Wednesday, March 6, 2013

A masterful memoir by LInda Joy Myers

I had the pleasure of reading a review copy of Linda Joy Myers re-released memoir, Don't Call Me Mother. Every memoir writer should read, savor, and learn from the mastery in the way this book is written.

Is this a great cover?


Linda Joy Myer’s memoir, Don’t Call Me Mother: A Daughter’s Journey form Abandonment to Forgiveness, totally fulfills her memoir writing axioms: write to heal, write your truth, write to bring your dark stories into the light.

From the minute I picked up this book and started reading I was hooked. Her poetically visceral words drew me in and never let me go. Even when I had to take a break from her increasingly dark story of being abandoned by her mother and living with an abusive and controlling grandmother, her words stuck with me. They still do. I couldn’t believe how this woman could have lived through such a childhood and come out alive, whole, and productive.

Emerging as a viable adult was a grueling process. She revisited the cities and farm land where she grew up, she walked through the houses where the abusive experiences occurred, she interviewed family members to verify her memories were real, she made peace with her sexually abusive cousin, and she sat with her dying mother by her hospice bedside and actually forgave her.  In the end, she reached her goal of not perpetuating the cycle of abandonment she and her mother both experienced.

Besides being taken in by the compelling story I became enthralled with the music of Linda Joy’s words. She brings in all the senses. She uses metaphor like a master. I experienced the drumbeat and whistles of the always arriving and departing trains, the burgundy and rust colors of the symphonic music she played as a young girl, her grandmother’s slaps on her little girl’s face, the belt strokes on her bare behind in her foster mother’s basement, her father’s inappropriate kisses on her lips, and the heat of the mud that she and her adult daughter sunk into while together at a Calistoga spa.

Ultimately this is a memoir about love and forgiveness. It became that because Linda Joy worked hard at it. She always hoped for her mother to acknowledge her and love her, and almost by brute force hope is fulfilled. Through years of therapy and becoming a therapist herself, Linda Joy finally found peace and forgiveness and learned how to be a loving mother and grandmother herself.

I recommend this book to all memoir writers. Linda Joy provides tips for memoir writing at the end, but the reading of this book is a lesson in itself. She writes the dark and secretive truth. She doesn’t let up on her readers. She says, “…our memoir keeps asking us to open out, to bear witness, and to tell the truth as we know it while coming to terms with what we can bear and how much it might cost to share it.”
Linda Joy
Linda Joy Myers, Ph.D. is the president and founder of the National Association of Memoir Writers and Co-President of the Women's National Book Association, SF. She's the author of Don't Call Me Mother--A Daughter's Journey from Abandonment to Forgiveness (SheWrites Press, February 2013); The Power of Memoir – How to Write Your Healing Story, and A workbook The Journey of Memoir: The Three Stages of Memoir Writing to be released in 2013. Linda Joy co-teaches the program Write your Memoir in Six Months with Brooke Warner and is a speaker, coach, and online memoir teacher.

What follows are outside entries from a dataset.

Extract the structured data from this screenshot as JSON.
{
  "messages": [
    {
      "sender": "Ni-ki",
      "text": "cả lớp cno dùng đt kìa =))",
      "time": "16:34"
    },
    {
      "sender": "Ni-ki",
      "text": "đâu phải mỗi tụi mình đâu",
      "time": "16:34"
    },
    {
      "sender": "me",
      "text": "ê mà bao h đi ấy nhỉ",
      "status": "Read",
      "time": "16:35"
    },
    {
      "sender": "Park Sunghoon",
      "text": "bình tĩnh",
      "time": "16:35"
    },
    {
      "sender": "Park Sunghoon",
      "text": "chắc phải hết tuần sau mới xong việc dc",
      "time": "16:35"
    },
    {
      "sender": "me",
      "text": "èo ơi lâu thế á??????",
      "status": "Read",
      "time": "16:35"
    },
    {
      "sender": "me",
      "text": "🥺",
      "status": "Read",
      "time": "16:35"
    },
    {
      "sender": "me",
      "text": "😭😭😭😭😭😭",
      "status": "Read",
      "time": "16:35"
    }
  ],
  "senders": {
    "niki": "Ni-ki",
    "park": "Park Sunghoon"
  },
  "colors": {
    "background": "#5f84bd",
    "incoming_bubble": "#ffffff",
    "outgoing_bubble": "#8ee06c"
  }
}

Linda Joy’s prizes for fiction, memoir and poetry include: First Prize, Jessamyn West Fiction Contest; Finalist, San Francisco Writing Contest for Secret Music, a novel about the Kindertransport; First Prize, poetry, East of Eden Contest, and First Prize Carol Landauer Life Writing Contest. 


4 comments:

Eleanor Vincent said...

Wow, Madeline, a beautifully written summary of Linda Joy's many strengths as a writer and a person. I'm impressed with both of you!

Unknown said...

Thank you Madeline and Eleanor! Writing a memoir is such a challenging process, but it gives back more than it takes, and it creates ripples of connection between ourselves and others that just keep going! I'm so please to have the two of you as part of the ripples! --Linda Joy

Madeline Sharples said...

Thank you Eleanor and LInda Joy. I am thrilled to be in your good company in this ripples process. Can't wait until we takeover the Bay area book scene. xo

jlnewton said...

You have done a wonderful job capturing the essence of this accomplished memoir. I was amazed by Linda Joy's ability to compel, to hold us close to her experiences as a child and as a woman. It is beautifully written and haunting. I don't think I will ever hear a train whistle without thinking about this book.